You are right to have raised the issue of Peugeot because the story of Peugeot in Nigeria shows the reality of problems. In the mid-90s, Peugeot Automobile Nigeria (PAN) produced 90,000 vehicles per year with a local content of 40 percent. Its assembly plant in Kaduna employed directly, 4,000 workers, besides all the sub- contractors who worked for that company. So you can imagine the enormous impact it had on the local employment in the whole of Kaduna and beyond. But then it went down and has now been reduced to very local production. Why?
PAN went down for a very simple reason. Presently, in Nigeria, about 90-95 percent of vehicles on the roads are second hand vehicles imported and simply smuggled into the country. Those who bring them in do so without paying taxes or import duties. So as long as you have this situation, it is no more possible to produce cars locally in Nigeria. It is not possible to be competitive with local production. Now, I noticed that the government of Nigeria has decided during the last few weeks to prohibit the importation of vehicles through the land borders. Under the new order, they want vehicles to come in through the ports in Lagos and the importers will pay taxes. I think this is a very positive development and this is absolutely necessary if you want to create the conditions necessary for production of vehicles in Nigeria. So you see that the problem is not with the foreign automobile companies. By the way, Peugeot is always ready to engage more again in business in Nigeria; to bring in the spare parts and re-launch its activities in Nigeria but the right conditions have to be created by the Nigerian authorities. The real issue is creating the conditions necessary for local production.
Has France intervened in any way to help Nigeria pull out of its present difficult economic situation?
Well, what we have done is to continue to encourage very strongly, French companies to come and invest in Nigeria and to engage in partnerships with Nigerian companies. This is because we are convinced that Nigeria has a bright future. Nigeria is an important country so we want to be present and to be present for a long time in Nigeria.
On the other hand, as I said earlier, we are working through the French Development Agency to provide soft loans to finance projects in Nigeria. We are intervening in the critical sectors that are of priority to Nigeria. These include power, agriculture and development SMEs.
You have been in Nigeria for some time and watched our democracy. Which areas do you think Nigeria needs to improve upon?
As I said earlier, the election in 2015 was a very good election for the presidency and it shows clearly that Nigeria has made progress in terms of democracy and of monitoring its democratic and electoral process. We are supporting that very strongly mainly through the European Union but it is a common effort of the international community. For instance, we are supporting the Independent National Electoral Commission (INEC) to perform its roles, and also the civil society in Nigeria to be present at all stages of the electoral process.
But democracy is not all about elections…
(Cuts in) Yes, we know and that is why we are also supporting Nigeria in the fight against corruption.
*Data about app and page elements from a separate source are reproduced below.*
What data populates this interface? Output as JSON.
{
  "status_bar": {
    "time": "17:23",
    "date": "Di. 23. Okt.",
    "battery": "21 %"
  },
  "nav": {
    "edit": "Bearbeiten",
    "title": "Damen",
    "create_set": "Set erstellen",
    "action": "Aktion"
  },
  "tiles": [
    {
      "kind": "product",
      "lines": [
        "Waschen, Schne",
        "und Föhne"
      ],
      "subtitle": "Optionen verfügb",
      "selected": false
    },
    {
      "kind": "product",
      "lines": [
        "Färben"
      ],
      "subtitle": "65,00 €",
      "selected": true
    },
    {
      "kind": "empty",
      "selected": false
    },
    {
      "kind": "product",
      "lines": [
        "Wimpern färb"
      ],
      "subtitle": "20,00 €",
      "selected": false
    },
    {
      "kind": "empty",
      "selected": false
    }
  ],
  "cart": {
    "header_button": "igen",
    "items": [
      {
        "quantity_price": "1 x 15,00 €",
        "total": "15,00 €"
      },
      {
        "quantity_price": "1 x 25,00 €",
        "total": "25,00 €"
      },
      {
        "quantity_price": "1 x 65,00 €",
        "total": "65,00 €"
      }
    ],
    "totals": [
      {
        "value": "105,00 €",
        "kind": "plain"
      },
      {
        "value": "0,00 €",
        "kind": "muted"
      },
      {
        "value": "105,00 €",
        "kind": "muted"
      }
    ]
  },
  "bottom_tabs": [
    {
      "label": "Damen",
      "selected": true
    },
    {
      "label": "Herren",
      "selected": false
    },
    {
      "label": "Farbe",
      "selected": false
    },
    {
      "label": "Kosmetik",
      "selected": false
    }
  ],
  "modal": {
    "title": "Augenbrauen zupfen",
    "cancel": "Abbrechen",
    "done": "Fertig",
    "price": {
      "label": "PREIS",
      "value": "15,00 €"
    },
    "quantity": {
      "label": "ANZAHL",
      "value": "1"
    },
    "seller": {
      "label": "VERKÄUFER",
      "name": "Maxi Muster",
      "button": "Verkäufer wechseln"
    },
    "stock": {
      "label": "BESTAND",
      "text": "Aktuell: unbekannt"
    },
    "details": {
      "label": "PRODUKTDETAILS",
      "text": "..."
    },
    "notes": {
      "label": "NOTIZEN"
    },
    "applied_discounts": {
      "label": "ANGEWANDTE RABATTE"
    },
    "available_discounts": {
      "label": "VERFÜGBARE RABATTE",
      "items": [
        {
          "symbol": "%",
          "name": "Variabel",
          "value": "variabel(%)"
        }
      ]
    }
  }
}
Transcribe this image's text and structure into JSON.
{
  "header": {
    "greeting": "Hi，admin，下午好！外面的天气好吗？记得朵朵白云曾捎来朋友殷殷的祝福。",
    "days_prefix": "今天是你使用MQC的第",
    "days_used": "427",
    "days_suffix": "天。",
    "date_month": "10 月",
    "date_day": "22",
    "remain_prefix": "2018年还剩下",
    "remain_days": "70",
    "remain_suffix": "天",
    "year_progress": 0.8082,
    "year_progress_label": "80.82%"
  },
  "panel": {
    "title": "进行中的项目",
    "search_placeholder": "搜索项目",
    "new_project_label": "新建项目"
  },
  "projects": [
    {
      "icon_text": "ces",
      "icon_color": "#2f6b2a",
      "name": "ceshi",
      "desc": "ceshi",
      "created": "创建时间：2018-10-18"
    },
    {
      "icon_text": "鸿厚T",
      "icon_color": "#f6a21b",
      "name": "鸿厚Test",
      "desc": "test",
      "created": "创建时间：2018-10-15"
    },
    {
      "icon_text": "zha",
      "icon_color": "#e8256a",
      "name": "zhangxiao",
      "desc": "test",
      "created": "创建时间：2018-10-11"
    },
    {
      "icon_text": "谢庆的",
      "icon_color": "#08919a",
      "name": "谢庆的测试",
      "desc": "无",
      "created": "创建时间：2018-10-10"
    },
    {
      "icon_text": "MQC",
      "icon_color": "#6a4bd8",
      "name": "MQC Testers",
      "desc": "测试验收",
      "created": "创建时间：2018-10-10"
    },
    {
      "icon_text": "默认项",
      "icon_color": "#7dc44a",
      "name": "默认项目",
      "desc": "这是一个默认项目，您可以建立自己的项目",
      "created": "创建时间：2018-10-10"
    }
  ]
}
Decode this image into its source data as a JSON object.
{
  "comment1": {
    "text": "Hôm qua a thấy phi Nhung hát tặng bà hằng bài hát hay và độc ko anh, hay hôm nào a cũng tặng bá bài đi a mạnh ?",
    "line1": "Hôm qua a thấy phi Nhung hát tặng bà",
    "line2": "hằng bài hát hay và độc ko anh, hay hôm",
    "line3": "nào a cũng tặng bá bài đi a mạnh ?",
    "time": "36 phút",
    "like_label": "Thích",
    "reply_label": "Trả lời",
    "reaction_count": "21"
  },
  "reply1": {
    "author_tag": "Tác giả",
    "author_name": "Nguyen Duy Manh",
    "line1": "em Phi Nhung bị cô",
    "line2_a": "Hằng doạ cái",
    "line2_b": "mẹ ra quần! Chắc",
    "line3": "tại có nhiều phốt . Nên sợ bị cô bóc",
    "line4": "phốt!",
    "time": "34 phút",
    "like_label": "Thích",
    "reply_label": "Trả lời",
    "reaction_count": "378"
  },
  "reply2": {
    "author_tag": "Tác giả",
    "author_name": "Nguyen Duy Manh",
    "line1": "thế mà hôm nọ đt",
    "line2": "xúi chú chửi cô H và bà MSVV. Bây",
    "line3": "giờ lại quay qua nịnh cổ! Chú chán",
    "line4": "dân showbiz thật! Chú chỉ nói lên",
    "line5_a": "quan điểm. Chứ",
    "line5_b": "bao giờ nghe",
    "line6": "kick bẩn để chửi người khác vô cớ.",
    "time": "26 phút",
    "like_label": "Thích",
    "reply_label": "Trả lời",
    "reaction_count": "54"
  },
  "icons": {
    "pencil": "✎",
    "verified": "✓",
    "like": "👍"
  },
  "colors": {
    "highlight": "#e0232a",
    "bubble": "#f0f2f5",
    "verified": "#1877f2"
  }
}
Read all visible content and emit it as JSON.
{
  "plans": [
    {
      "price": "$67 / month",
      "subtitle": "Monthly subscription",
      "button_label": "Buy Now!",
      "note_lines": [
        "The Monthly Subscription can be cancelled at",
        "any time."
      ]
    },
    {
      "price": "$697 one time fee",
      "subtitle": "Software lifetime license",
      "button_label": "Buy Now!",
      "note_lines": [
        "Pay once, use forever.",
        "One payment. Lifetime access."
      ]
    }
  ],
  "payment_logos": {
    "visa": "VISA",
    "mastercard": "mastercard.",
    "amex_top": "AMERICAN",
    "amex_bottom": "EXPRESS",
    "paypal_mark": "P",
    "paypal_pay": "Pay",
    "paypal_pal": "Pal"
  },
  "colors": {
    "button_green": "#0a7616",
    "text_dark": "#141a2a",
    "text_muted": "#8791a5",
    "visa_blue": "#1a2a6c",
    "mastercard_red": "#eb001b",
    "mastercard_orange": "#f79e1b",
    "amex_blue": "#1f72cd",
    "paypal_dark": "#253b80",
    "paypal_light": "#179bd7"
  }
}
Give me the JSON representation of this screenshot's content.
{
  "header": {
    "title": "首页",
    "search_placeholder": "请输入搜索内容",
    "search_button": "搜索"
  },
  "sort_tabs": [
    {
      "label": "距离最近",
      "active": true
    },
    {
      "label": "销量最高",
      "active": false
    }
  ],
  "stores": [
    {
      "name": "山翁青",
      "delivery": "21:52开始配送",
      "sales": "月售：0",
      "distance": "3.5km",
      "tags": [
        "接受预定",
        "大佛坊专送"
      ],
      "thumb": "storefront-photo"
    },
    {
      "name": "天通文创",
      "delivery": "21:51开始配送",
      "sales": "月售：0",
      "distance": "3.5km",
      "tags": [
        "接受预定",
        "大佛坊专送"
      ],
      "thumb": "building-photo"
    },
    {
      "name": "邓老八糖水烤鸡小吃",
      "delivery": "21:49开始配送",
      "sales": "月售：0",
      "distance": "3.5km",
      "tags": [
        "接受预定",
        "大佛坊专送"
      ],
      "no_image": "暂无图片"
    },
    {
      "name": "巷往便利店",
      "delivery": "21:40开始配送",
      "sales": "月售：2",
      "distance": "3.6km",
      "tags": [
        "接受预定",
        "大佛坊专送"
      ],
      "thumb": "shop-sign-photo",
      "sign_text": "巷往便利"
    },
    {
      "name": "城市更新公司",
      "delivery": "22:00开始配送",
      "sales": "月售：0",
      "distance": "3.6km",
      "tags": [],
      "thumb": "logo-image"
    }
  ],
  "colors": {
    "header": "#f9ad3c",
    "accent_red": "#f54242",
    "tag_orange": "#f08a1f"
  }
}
But the fight against corruption is a long term effort and much of these efforts have to be made by Nigerians. We can only encourage and support those efforts.
So you are saying that Nigeria is in the right direction in these two areas?
We hope so.